“Back then, rec center programming for teens didn’t start until 6 or 6:30 (p.m.). There was a ton of stuff for kids up to age 12. Thirteen is supposed to be this magic age where kids are old enough to make good choices, but anyone with teenagers knows it’s just the opposite,” she said.

D’Agostino knew she wanted to find kids an alternative to the corner. She found inspiration in Dave Matthews.

“I’m a huge fan of the Dave Matthews Band and knew they were involved in a teen-music program in Charlottesville, Virginia,” she said. “I visited the center, and the hair on my arms stood up. It was an amazing place, and I knew it was what I wanted to bring it to Cincinnati.”

She secured initial funding from ArtsWave, the Mayerson Family Foundation and the Duke Energy Foundation and began piloting the program in local schools. In 2008, Music Resource Center's fundraiser, Party Like a Rock Star, collected enough money to acquire the center a permanent home, a modest tan-brick building at 3032 Woodburn Ave.

The Music Resource Center is on Woodburn Avenue in Walnut Hills. (Sonia Chopra | WCPO contributor)

This year, Party Like a Rock Star is Aug. 26 at the Woodward Theater on Main Street in Over-the-Rhine.

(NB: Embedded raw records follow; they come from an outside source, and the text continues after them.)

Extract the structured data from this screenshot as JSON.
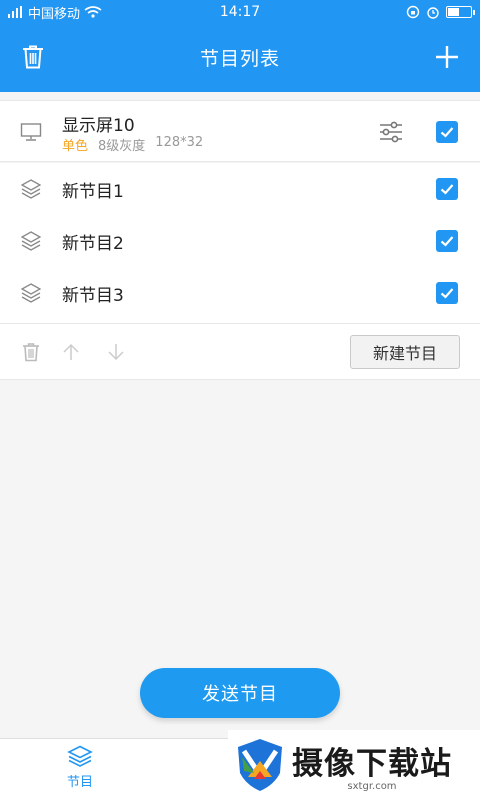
{
  "status": {
    "carrier": "中国移动",
    "time": "14:17",
    "battery_level": 0.45,
    "icons": [
      "signal-icon",
      "wifi-icon",
      "rotation-lock-icon",
      "alarm-icon",
      "battery-icon"
    ]
  },
  "navbar": {
    "title": "节目列表",
    "left_icon": "trash-icon",
    "right_icon": "plus-icon"
  },
  "screen": {
    "name": "显示屏10",
    "color_mode": "单色",
    "grayscale": "8级灰度",
    "resolution": "128*32",
    "checked": true
  },
  "programs": [
    {
      "label": "新节目1",
      "checked": true
    },
    {
      "label": "新节目2",
      "checked": true
    },
    {
      "label": "新节目3",
      "checked": true
    }
  ],
  "toolbar": {
    "new_program_label": "新建节目"
  },
  "send_label": "发送节目",
  "tabs": [
    {
      "label": "节目",
      "active": true
    }
  ],
  "watermark": {
    "main": "摄像下载站",
    "sub": "sxtgr.com"
  },
  "colors": {
    "accent": "#2196f3",
    "send_button": "#1e9af0",
    "mono_tag": "#f5a623"
  }
}
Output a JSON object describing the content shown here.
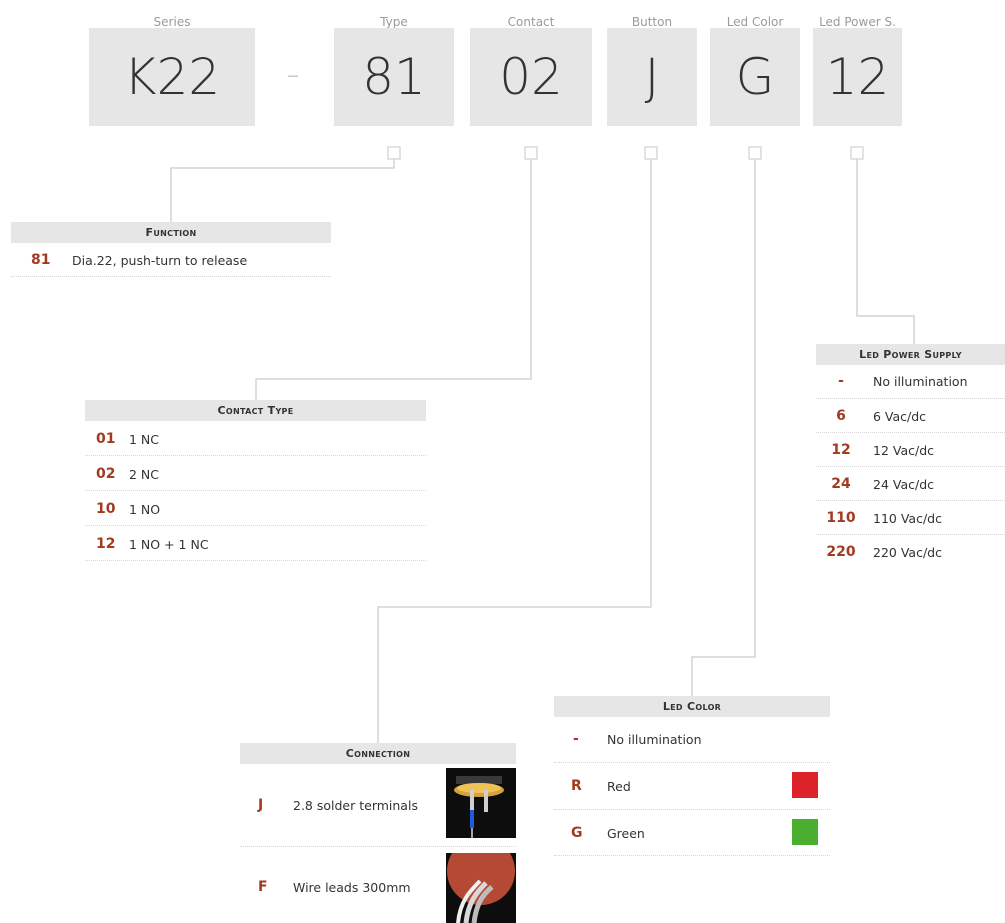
{
  "header": {
    "separator": "-",
    "segments": [
      {
        "label": "Series",
        "code": "K22"
      },
      {
        "label": "Type",
        "code": "81"
      },
      {
        "label": "Contact",
        "code": "02"
      },
      {
        "label": "Button",
        "code": "J"
      },
      {
        "label": "Led Color",
        "code": "G"
      },
      {
        "label": "Led Power S.",
        "code": "12"
      }
    ]
  },
  "function": {
    "title": "Function",
    "rows": [
      {
        "code": "81",
        "desc": "Dia.22, push-turn to release"
      }
    ]
  },
  "contact_type": {
    "title": "Contact Type",
    "rows": [
      {
        "code": "01",
        "desc": "1 NC"
      },
      {
        "code": "02",
        "desc": "2 NC"
      },
      {
        "code": "10",
        "desc": "1 NO"
      },
      {
        "code": "12",
        "desc": "1 NO + 1 NC"
      }
    ]
  },
  "led_power_supply": {
    "title": "Led Power Supply",
    "rows": [
      {
        "code": "-",
        "desc": "No illumination"
      },
      {
        "code": "6",
        "desc": "6 Vac/dc"
      },
      {
        "code": "12",
        "desc": "12 Vac/dc"
      },
      {
        "code": "24",
        "desc": "24 Vac/dc"
      },
      {
        "code": "110",
        "desc": "110 Vac/dc"
      },
      {
        "code": "220",
        "desc": "220 Vac/dc"
      }
    ]
  },
  "led_color": {
    "title": "Led Color",
    "rows": [
      {
        "code": "-",
        "desc": "No illumination",
        "swatch": ""
      },
      {
        "code": "R",
        "desc": "Red",
        "swatch": "#dd2229"
      },
      {
        "code": "G",
        "desc": "Green",
        "swatch": "#4aae2f"
      }
    ]
  },
  "connection": {
    "title": "Connection",
    "rows": [
      {
        "code": "J",
        "desc": "2.8  solder terminals",
        "image": "solder-terminals-photo"
      },
      {
        "code": "F",
        "desc": "Wire leads 300mm",
        "image": "wire-leads-photo"
      }
    ]
  },
  "colors": {
    "code_accent": "#a33a1f",
    "box_bg": "#e6e6e6",
    "connector_line": "#d4d4d4"
  }
}
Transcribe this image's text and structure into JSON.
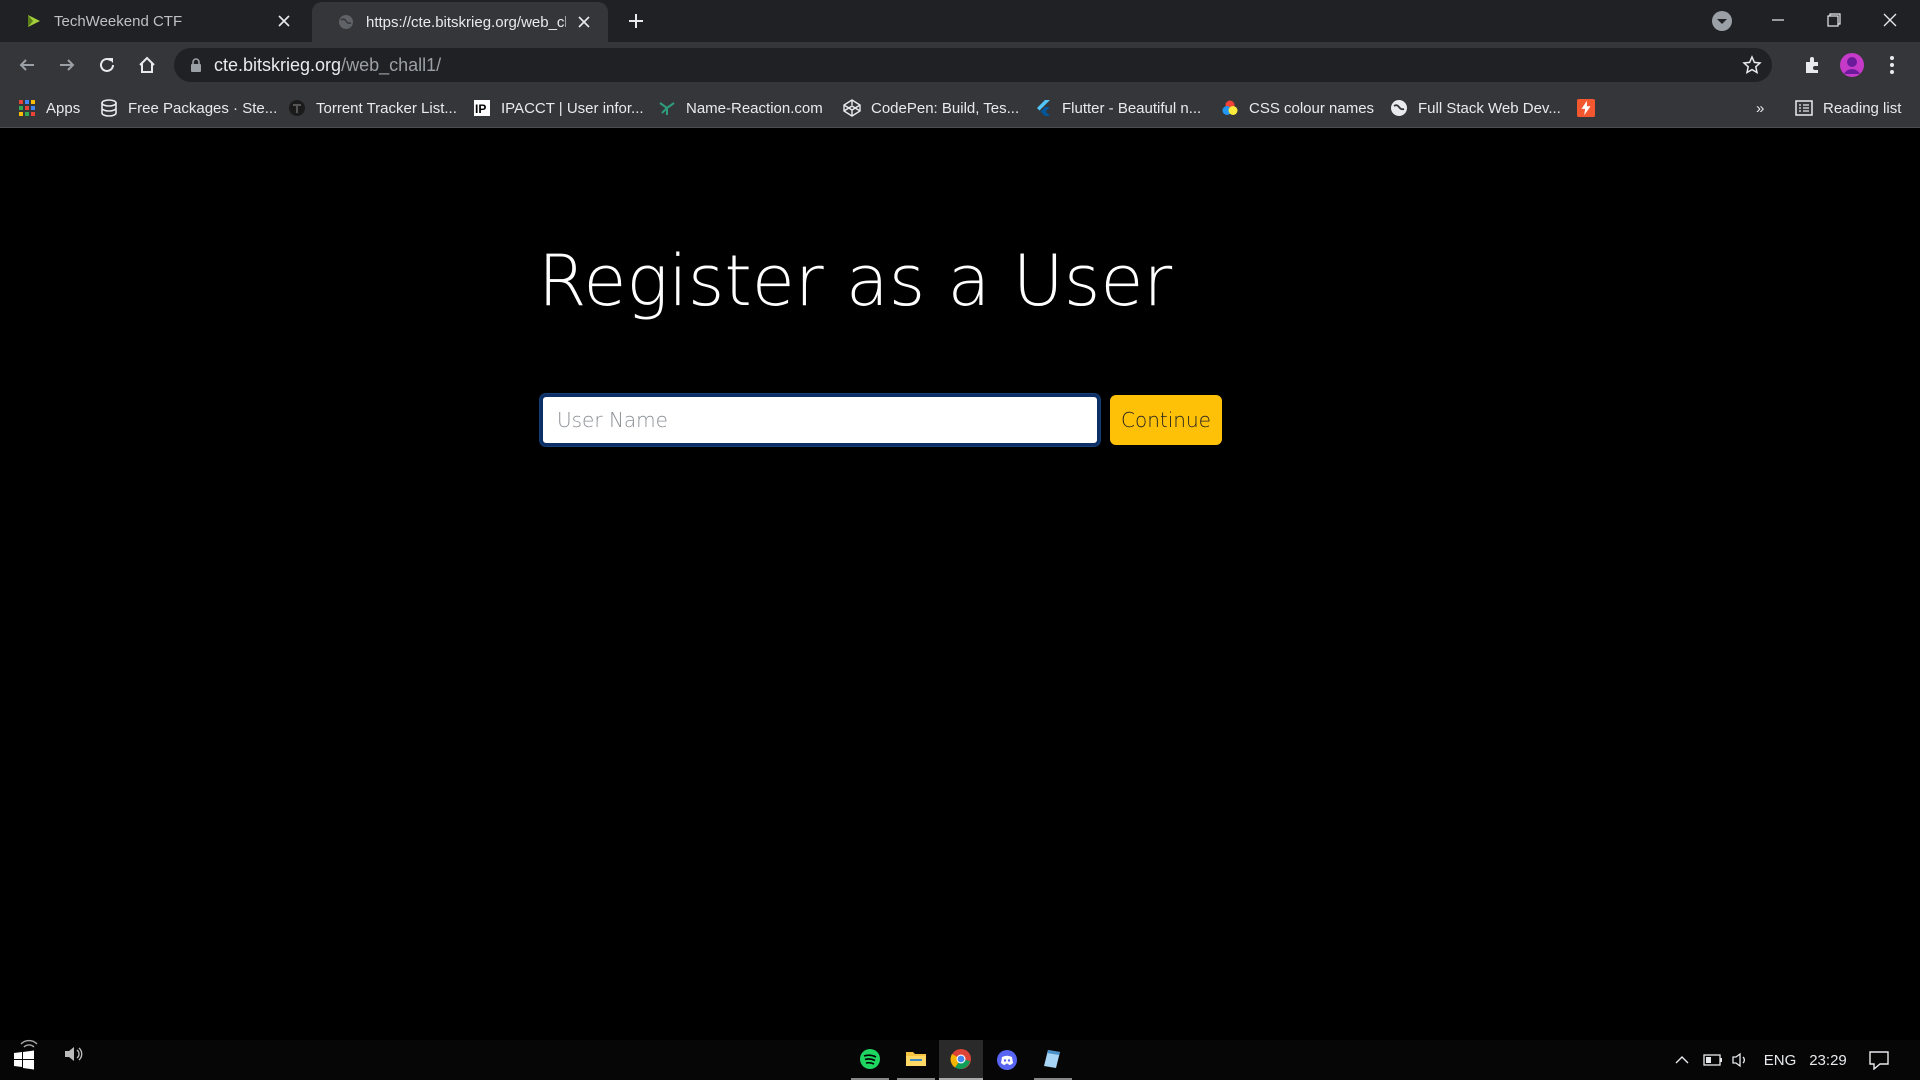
{
  "browser": {
    "tabs": [
      {
        "title": "TechWeekend CTF",
        "active": false
      },
      {
        "title": "https://cte.bitskrieg.org/web_cha",
        "active": true
      }
    ],
    "address_host": "cte.bitskrieg.org",
    "address_path": "/web_chall1/",
    "bookmarks": [
      {
        "label": "Apps",
        "icon": "apps-grid-icon"
      },
      {
        "label": "Free Packages · Ste...",
        "icon": "database-icon"
      },
      {
        "label": "Torrent Tracker List...",
        "icon": "torrent-icon"
      },
      {
        "label": "IPACCT | User infor...",
        "icon": "ipacct-icon"
      },
      {
        "label": "Name-Reaction.com",
        "icon": "molecule-icon"
      },
      {
        "label": "CodePen: Build, Tes...",
        "icon": "codepen-icon"
      },
      {
        "label": "Flutter - Beautiful n...",
        "icon": "flutter-icon"
      },
      {
        "label": "CSS colour names",
        "icon": "color-wheel-icon"
      },
      {
        "label": "Full Stack Web Dev...",
        "icon": "globe-icon"
      }
    ],
    "more_bookmarks": "»",
    "reading_list": "Reading list"
  },
  "page": {
    "title": "Register as a User",
    "input_placeholder": "User Name",
    "input_value": "",
    "button_label": "Continue",
    "button_color": "#ffc107"
  },
  "taskbar": {
    "apps": [
      "spotify-icon",
      "file-explorer-icon",
      "chrome-icon",
      "discord-icon",
      "notepad-icon"
    ],
    "language": "ENG",
    "time": "23:29"
  }
}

Tickets are $65 each ($120 per couple) and include beer, wine, food, free valet parking, karaoke with Sexy Time Live Karaoke and, of course, musical entertainment from MRC students.

Get more information and buy tickets through the MRC website.

Beyond Certain, a Music Resource Center band made up of Jacob Strom, Henry Fellerhoff, Gabriel Dotterweich and Clark Comstock, played at the event in 2014 and 2015 and have gigged extensively around town, thanks to the mentoring and instruction they’ve had at the center.

“We got together at an MRC summer camp in 2013,” said Strom, 16, a Walnut Hills High School junior. “The staff is super encouraging and helped us get comfortable playing our instruments and playing together.

“It’s also nice to play on the fancy equipment they have,” he said of the MRC studios, all of which are kitted out with Apple computers featuring Logic Pro recording software. “It’s like GarageBand’s big brother."

Party Like a Rock Star has a silent auction full of goodies like a private bourbon tasting with Molly Wellman, the Tri-State mixologist whose Myrtle’s Punch House is just blocks from the Music Resource Center studios; a studio visit with Jeff and Jenn or WKRQ-FM (better known as Q102); and perhaps the most covetable item – two tickets to the Broadway show “Hamilton,” including flights to New York on Ultimate Air Shuttle.

While Dave Matthews has never visited MRC, a group of Music Resource Center students always gets a backstage tour when the band plays Cincinnati.

“They talk to the stage manger, the video techs and get to see that there are seven guys onstage and 80 people backstage making it happen,” D’Agostino said.

Vocalist DeVonte Roach starting attending the center while a student at Purcell Marian, just down the street from the center. Roach graduated from the Berklee College of Music in 2015 and last week moved to Valencia, Spain, for Berklee’s graduate Global Entertainment and Music Business program. There, he’ll focus on building Soul Kingz Records, his digital content marketing startup.

“During my time at Music Resource Center, I learned the skills required to make a song radio-ready,” Roach wrote via email. “The skills also taught me about life. Crafting a high quality song is much like developing a part of your character. You begin to find your unique voice.”